(Collection entries)

+ + + + +

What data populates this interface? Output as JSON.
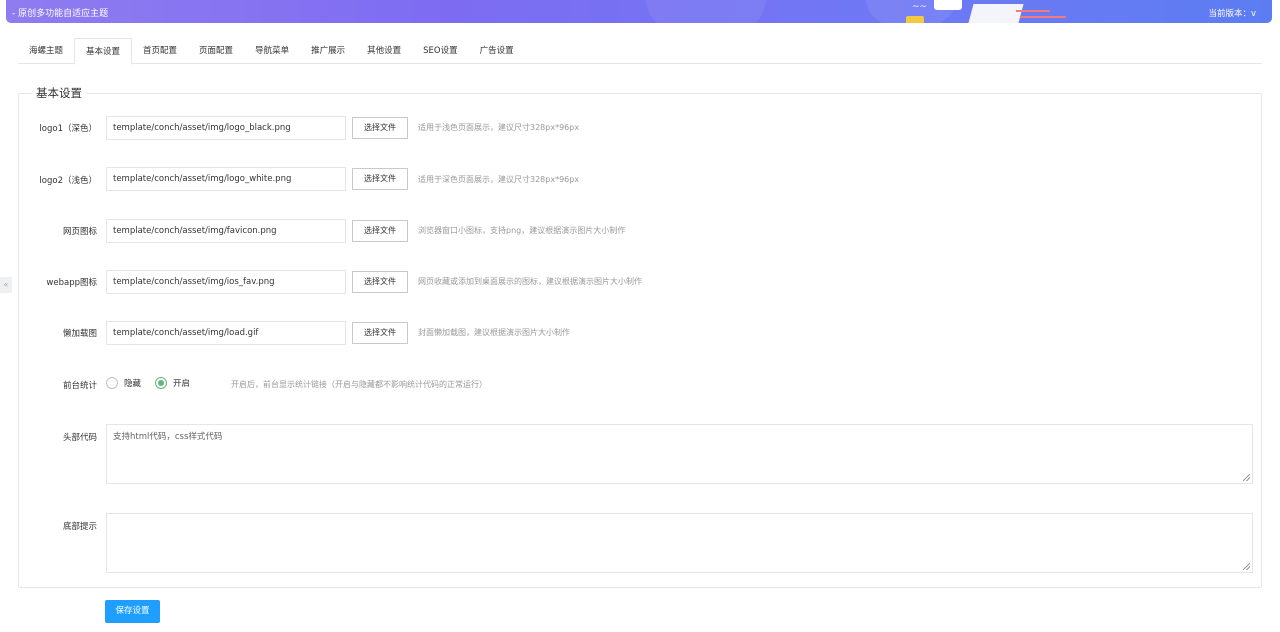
{
  "header": {
    "title": "- 原创多功能自适应主题",
    "version_label": "当前版本：v"
  },
  "tabs": [
    {
      "label": "海螺主题"
    },
    {
      "label": "基本设置",
      "active": true
    },
    {
      "label": "首页配置"
    },
    {
      "label": "页面配置"
    },
    {
      "label": "导航菜单"
    },
    {
      "label": "推广展示"
    },
    {
      "label": "其他设置"
    },
    {
      "label": "SEO设置"
    },
    {
      "label": "广告设置"
    }
  ],
  "section": {
    "legend": "基本设置"
  },
  "fields": [
    {
      "label": "logo1（深色）",
      "value": "template/conch/asset/img/logo_black.png",
      "button": "选择文件",
      "hint": "适用于浅色页面展示，建议尺寸328px*96px"
    },
    {
      "label": "logo2（浅色）",
      "value": "template/conch/asset/img/logo_white.png",
      "button": "选择文件",
      "hint": "适用于深色页面展示，建议尺寸328px*96px"
    },
    {
      "label": "网页图标",
      "value": "template/conch/asset/img/favicon.png",
      "button": "选择文件",
      "hint": "浏览器窗口小图标，支持png，建议根据演示图片大小制作"
    },
    {
      "label": "webapp图标",
      "value": "template/conch/asset/img/ios_fav.png",
      "button": "选择文件",
      "hint": "网页收藏或添加到桌面展示的图标，建议根据演示图片大小制作"
    },
    {
      "label": "懒加载图",
      "value": "template/conch/asset/img/load.gif",
      "button": "选择文件",
      "hint": "封面懒加载图，建议根据演示图片大小制作"
    }
  ],
  "stats": {
    "label": "前台统计",
    "options": [
      {
        "label": "隐藏",
        "checked": false
      },
      {
        "label": "开启",
        "checked": true
      }
    ],
    "hint": "开启后，前台显示统计链接（开启与隐藏都不影响统计代码的正常运行）"
  },
  "head_code": {
    "label": "头部代码",
    "placeholder": "支持html代码，css样式代码"
  },
  "footer_tip": {
    "label": "底部提示",
    "value": ""
  },
  "save_button": "保存设置",
  "colors": {
    "accent": "#1e9fff",
    "radio_checked": "#5fb878",
    "banner_start": "#8f7cf0",
    "banner_end": "#5c7df2"
  }
}
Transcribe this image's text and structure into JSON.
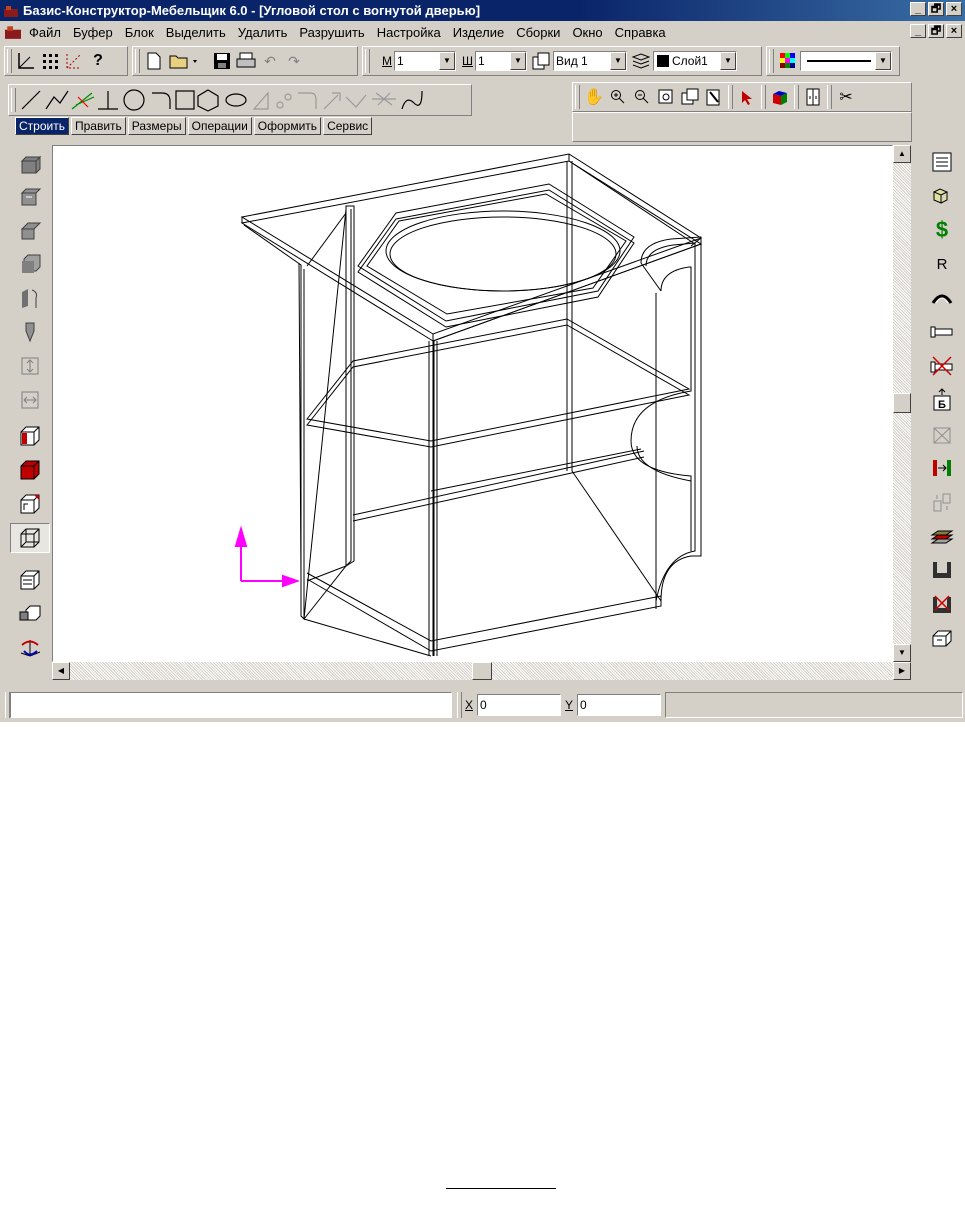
{
  "window": {
    "title": "Базис-Конструктор-Мебельщик 6.0 - [Угловой стол с вогнутой дверью]",
    "controls": [
      "_",
      "🗗",
      "×"
    ]
  },
  "menu": [
    "Файл",
    "Буфер",
    "Блок",
    "Выделить",
    "Удалить",
    "Разрушить",
    "Настройка",
    "Изделие",
    "Сборки",
    "Окно",
    "Справка"
  ],
  "toolbar": {
    "m_label": "М",
    "m_value": "1",
    "w_label": "Ш",
    "w_value": "1",
    "view_value": "Вид 1",
    "layer_value": "Слой1",
    "line_color": "#000000"
  },
  "tabs": [
    "Строить",
    "Править",
    "Размеры",
    "Операции",
    "Оформить",
    "Сервис"
  ],
  "active_tab": "Строить",
  "right_tools": {
    "dollar": "$",
    "r_letter": "R",
    "b_letter": "Б"
  },
  "status": {
    "x_label": "X",
    "x_value": "0",
    "y_label": "Y",
    "y_value": "0"
  },
  "colors": {
    "titlebar": "#0a246a",
    "axis": "#ff00ff",
    "dollar": "#008000"
  }
}
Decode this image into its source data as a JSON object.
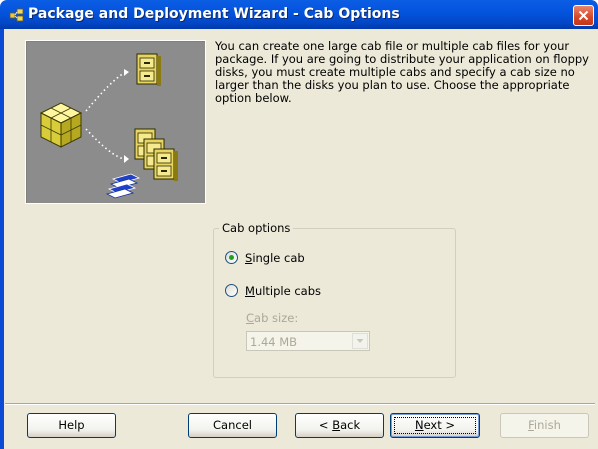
{
  "window": {
    "title": "Package and Deployment Wizard - Cab Options",
    "title_icon": "package-wizard-icon",
    "close_icon": "close-icon"
  },
  "description": "You can create one large cab file or multiple cab files for your package. If you are going to distribute your application on floppy disks, you must create multiple cabs and specify a cab size no larger than the disks you plan to use. Choose the appropriate option below.",
  "cab_options": {
    "group_label": "Cab options",
    "single": {
      "before": "",
      "mnemonic": "S",
      "after": "ingle cab",
      "selected": true
    },
    "multiple": {
      "before": "",
      "mnemonic": "M",
      "after": "ultiple cabs",
      "selected": false
    },
    "cab_size": {
      "label_before": "",
      "label_mnemonic": "C",
      "label_after": "ab size:",
      "value": "1.44 MB",
      "enabled": false
    }
  },
  "buttons": {
    "help": "Help",
    "cancel": "Cancel",
    "back_prefix": "< ",
    "back_mnemonic": "B",
    "back_suffix": "ack",
    "next_mnemonic": "N",
    "next_suffix": "ext >",
    "finish_mnemonic": "F",
    "finish_suffix": "inish"
  },
  "colors": {
    "titlebar": "#0453dc",
    "dialog_bg": "#ece9d8",
    "picture_bg": "#8c8c8c",
    "disabled_text": "#aca899",
    "radio_dot": "#21a121"
  }
}
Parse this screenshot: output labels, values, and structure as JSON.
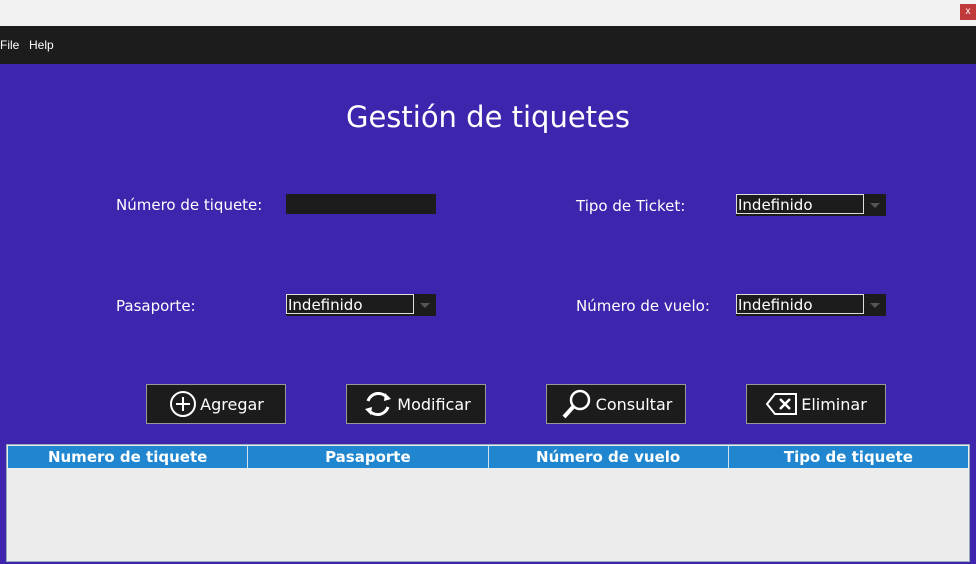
{
  "window": {
    "close_label": "x"
  },
  "menu": {
    "items": [
      "File",
      "Help"
    ]
  },
  "main": {
    "title": "Gestión de tiquetes"
  },
  "form": {
    "ticket_number_label": "Número de tiquete:",
    "ticket_number_value": "",
    "ticket_type_label": "Tipo de Ticket:",
    "ticket_type_value": "Indefinido",
    "passport_label": "Pasaporte:",
    "passport_value": "Indefinido",
    "flight_number_label": "Número de vuelo:",
    "flight_number_value": "Indefinido"
  },
  "buttons": {
    "add": {
      "label": "Agregar",
      "icon": "plus-circle-icon"
    },
    "modify": {
      "label": "Modificar",
      "icon": "refresh-icon"
    },
    "query": {
      "label": "Consultar",
      "icon": "search-icon"
    },
    "delete": {
      "label": "Eliminar",
      "icon": "backspace-icon"
    }
  },
  "table": {
    "columns": [
      "Numero de tiquete",
      "Pasaporte",
      "Número de vuelo",
      "Tipo de tiquete"
    ],
    "rows": []
  },
  "colors": {
    "background": "#3f24ad",
    "menubar": "#1c1c1c",
    "table_header": "#1f86cf",
    "close_button": "#c0393b"
  }
}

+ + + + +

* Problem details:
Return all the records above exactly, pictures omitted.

* Completed exercise:
What data populates this interface? Output as JSON.
{
  "header": {
    "title": "- 原创多功能自适应主题",
    "version_label": "当前版本：v"
  },
  "tabs": [
    {
      "label": "海螺主题"
    },
    {
      "label": "基本设置",
      "active": true
    },
    {
      "label": "首页配置"
    },
    {
      "label": "页面配置"
    },
    {
      "label": "导航菜单"
    },
    {
      "label": "推广展示"
    },
    {
      "label": "其他设置"
    },
    {
      "label": "SEO设置"
    },
    {
      "label": "广告设置"
    }
  ],
  "section": {
    "legend": "基本设置"
  },
  "fields": [
    {
      "label": "logo1（深色）",
      "value": "template/conch/asset/img/logo_black.png",
      "button": "选择文件",
      "hint": "适用于浅色页面展示，建议尺寸328px*96px"
    },
    {
      "label": "logo2（浅色）",
      "value": "template/conch/asset/img/logo_white.png",
      "button": "选择文件",
      "hint": "适用于深色页面展示，建议尺寸328px*96px"
    },
    {
      "label": "网页图标",
      "value": "template/conch/asset/img/favicon.png",
      "button": "选择文件",
      "hint": "浏览器窗口小图标，支持png，建议根据演示图片大小制作"
    },
    {
      "label": "webapp图标",
      "value": "template/conch/asset/img/ios_fav.png",
      "button": "选择文件",
      "hint": "网页收藏或添加到桌面展示的图标，建议根据演示图片大小制作"
    },
    {
      "label": "懒加载图",
      "value": "template/conch/asset/img/load.gif",
      "button": "选择文件",
      "hint": "封面懒加载图，建议根据演示图片大小制作"
    }
  ],
  "stats": {
    "label": "前台统计",
    "options": [
      {
        "label": "隐藏",
        "checked": false
      },
      {
        "label": "开启",
        "checked": true
      }
    ],
    "hint": "开启后，前台显示统计链接（开启与隐藏都不影响统计代码的正常运行）"
  },
  "head_code": {
    "label": "头部代码",
    "placeholder": "支持html代码，css样式代码"
  },
  "footer_tip": {
    "label": "底部提示",
    "value": ""
  },
  "save_button": "保存设置",
  "colors": {
    "accent": "#1e9fff",
    "radio_checked": "#5fb878",
    "banner_start": "#8f7cf0",
    "banner_end": "#5c7df2"
  }
}
Transcribe this image's text and structure into JSON.
{
  "window": {
    "title": "Базис-Конструктор-Мебельщик 6.0 - [Угловой стол с вогнутой дверью]",
    "controls": [
      "_",
      "🗗",
      "×"
    ]
  },
  "menu": [
    "Файл",
    "Буфер",
    "Блок",
    "Выделить",
    "Удалить",
    "Разрушить",
    "Настройка",
    "Изделие",
    "Сборки",
    "Окно",
    "Справка"
  ],
  "toolbar": {
    "m_label": "М",
    "m_value": "1",
    "w_label": "Ш",
    "w_value": "1",
    "view_value": "Вид 1",
    "layer_value": "Слой1",
    "line_color": "#000000"
  },
  "tabs": [
    "Строить",
    "Править",
    "Размеры",
    "Операции",
    "Оформить",
    "Сервис"
  ],
  "active_tab": "Строить",
  "right_tools": {
    "dollar": "$",
    "r_letter": "R",
    "b_letter": "Б"
  },
  "status": {
    "x_label": "X",
    "x_value": "0",
    "y_label": "Y",
    "y_value": "0"
  },
  "colors": {
    "titlebar": "#0a246a",
    "axis": "#ff00ff",
    "dollar": "#008000"
  }
}
Decode this image into its source data as a JSON object.
{
  "window": {
    "title": "Package and Deployment Wizard - Cab Options",
    "title_icon": "package-wizard-icon",
    "close_icon": "close-icon"
  },
  "description": "You can create one large cab file or multiple cab files for your package. If you are going to distribute your application on floppy disks, you must create multiple cabs and specify a cab size no larger than the disks you plan to use. Choose the appropriate option below.",
  "cab_options": {
    "group_label": "Cab options",
    "single": {
      "before": "",
      "mnemonic": "S",
      "after": "ingle cab",
      "selected": true
    },
    "multiple": {
      "before": "",
      "mnemonic": "M",
      "after": "ultiple cabs",
      "selected": false
    },
    "cab_size": {
      "label_before": "",
      "label_mnemonic": "C",
      "label_after": "ab size:",
      "value": "1.44 MB",
      "enabled": false
    }
  },
  "buttons": {
    "help": "Help",
    "cancel": "Cancel",
    "back_prefix": "< ",
    "back_mnemonic": "B",
    "back_suffix": "ack",
    "next_mnemonic": "N",
    "next_suffix": "ext >",
    "finish_mnemonic": "F",
    "finish_suffix": "inish"
  },
  "colors": {
    "titlebar": "#0453dc",
    "dialog_bg": "#ece9d8",
    "picture_bg": "#8c8c8c",
    "disabled_text": "#aca899",
    "radio_dot": "#21a121"
  }
}
Parse this screenshot: output labels, values, and structure as JSON.
{
  "window": {
    "close_label": "x"
  },
  "menu": {
    "items": [
      "File",
      "Help"
    ]
  },
  "main": {
    "title": "Gestión de tiquetes"
  },
  "form": {
    "ticket_number_label": "Número de tiquete:",
    "ticket_number_value": "",
    "ticket_type_label": "Tipo de Ticket:",
    "ticket_type_value": "Indefinido",
    "passport_label": "Pasaporte:",
    "passport_value": "Indefinido",
    "flight_number_label": "Número de vuelo:",
    "flight_number_value": "Indefinido"
  },
  "buttons": {
    "add": {
      "label": "Agregar",
      "icon": "plus-circle-icon"
    },
    "modify": {
      "label": "Modificar",
      "icon": "refresh-icon"
    },
    "query": {
      "label": "Consultar",
      "icon": "search-icon"
    },
    "delete": {
      "label": "Eliminar",
      "icon": "backspace-icon"
    }
  },
  "table": {
    "columns": [
      "Numero de tiquete",
      "Pasaporte",
      "Número de vuelo",
      "Tipo de tiquete"
    ],
    "rows": []
  },
  "colors": {
    "background": "#3f24ad",
    "menubar": "#1c1c1c",
    "table_header": "#1f86cf",
    "close_button": "#c0393b"
  }
}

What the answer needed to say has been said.